• _DATA SHOWN_:
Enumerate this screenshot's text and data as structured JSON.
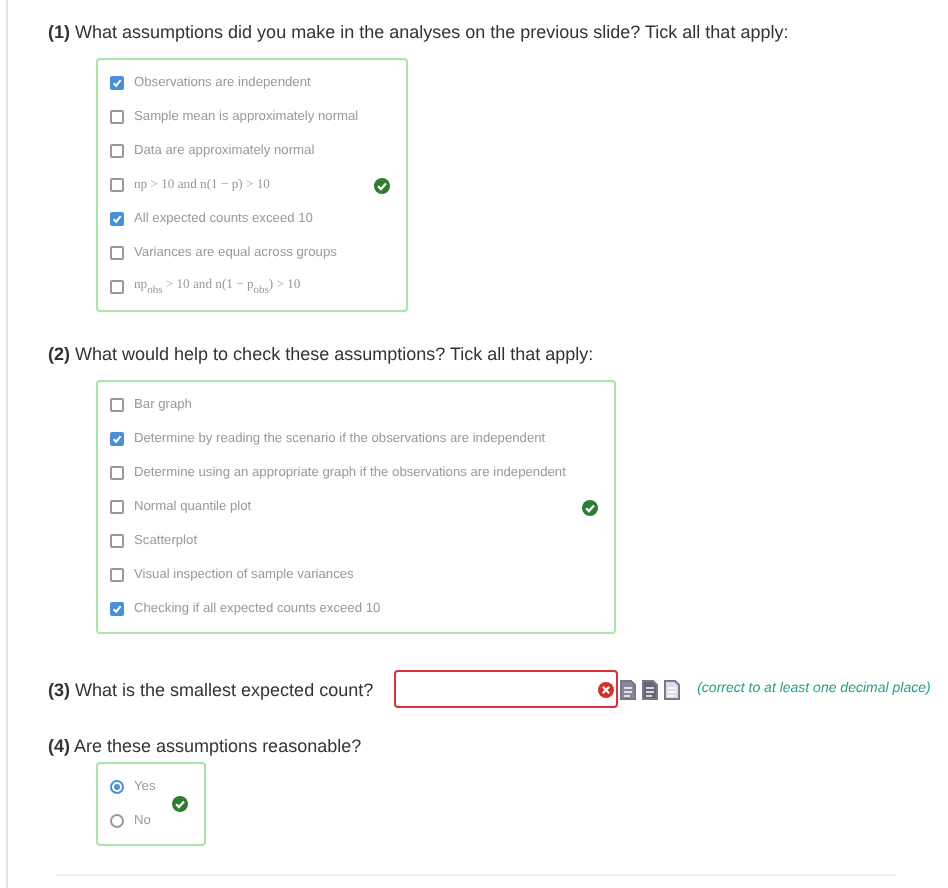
{
  "questions": [
    {
      "kind": "checkbox",
      "number": "(1)",
      "prompt": "What assumptions did you make in the analyses on the previous slide? Tick all that apply:",
      "correct": true,
      "options": [
        {
          "label": "Observations are independent",
          "checked": true
        },
        {
          "label": "Sample mean is approximately normal",
          "checked": false
        },
        {
          "label": "Data are approximately normal",
          "checked": false
        },
        {
          "label": "np > 10 and n(1 − p) > 10",
          "checked": false
        },
        {
          "label": "All expected counts exceed 10",
          "checked": true
        },
        {
          "label": "Variances are equal across groups",
          "checked": false
        },
        {
          "label": "np$_{obs}$ > 10 and n(1 − p$_{obs}$) > 10",
          "checked": false
        }
      ]
    },
    {
      "kind": "checkbox",
      "number": "(2)",
      "prompt": "What would help to check these assumptions? Tick all that apply:",
      "correct": true,
      "options": [
        {
          "label": "Bar graph",
          "checked": false
        },
        {
          "label": "Determine by reading the scenario if the observations are independent",
          "checked": true
        },
        {
          "label": "Determine using an appropriate graph if the observations are independent",
          "checked": false
        },
        {
          "label": "Normal quantile plot",
          "checked": false
        },
        {
          "label": "Scatterplot",
          "checked": false
        },
        {
          "label": "Visual inspection of sample variances",
          "checked": false
        },
        {
          "label": "Checking if all expected counts exceed 10",
          "checked": true
        }
      ]
    },
    {
      "kind": "input",
      "number": "(3)",
      "prompt": "What is the smallest expected count?",
      "correct": false,
      "hint": "(correct to at least one decimal place)"
    },
    {
      "kind": "radio",
      "number": "(4)",
      "prompt": "Are these assumptions reasonable?",
      "correct": true,
      "options": [
        {
          "label": "Yes",
          "selected": true
        },
        {
          "label": "No",
          "selected": false
        }
      ]
    }
  ]
}
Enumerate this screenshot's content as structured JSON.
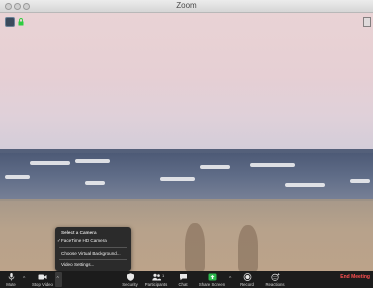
{
  "window": {
    "title": "Zoom"
  },
  "camera_menu": {
    "header": "Select a Camera",
    "options": [
      {
        "label": "FaceTime HD Camera",
        "checked": true
      },
      {
        "label": "Choose Virtual Background..."
      },
      {
        "label": "Video Settings..."
      }
    ],
    "check_glyph": "✓"
  },
  "toolbar": {
    "mute": "Mute",
    "stop_video": "Stop Video",
    "security": "Security",
    "participants": "Participants",
    "participants_count": "1",
    "chat": "Chat",
    "share_screen": "Share Screen",
    "record": "Record",
    "reactions": "Reactions",
    "end_meeting": "End Meeting"
  },
  "colors": {
    "toolbar_bg": "#1c1c1c",
    "share_green": "#2db84d",
    "end_red": "#ff4f4f"
  }
}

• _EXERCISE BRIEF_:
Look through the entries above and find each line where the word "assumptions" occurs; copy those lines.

• _ANSWER TO THIS TASK_:
      "prompt": "What assumptions did you make in the analyses on the previous slide? Tick all that apply:",
      "prompt": "What would help to check these assumptions? Tick all that apply:",
      "prompt": "Are these assumptions reasonable?",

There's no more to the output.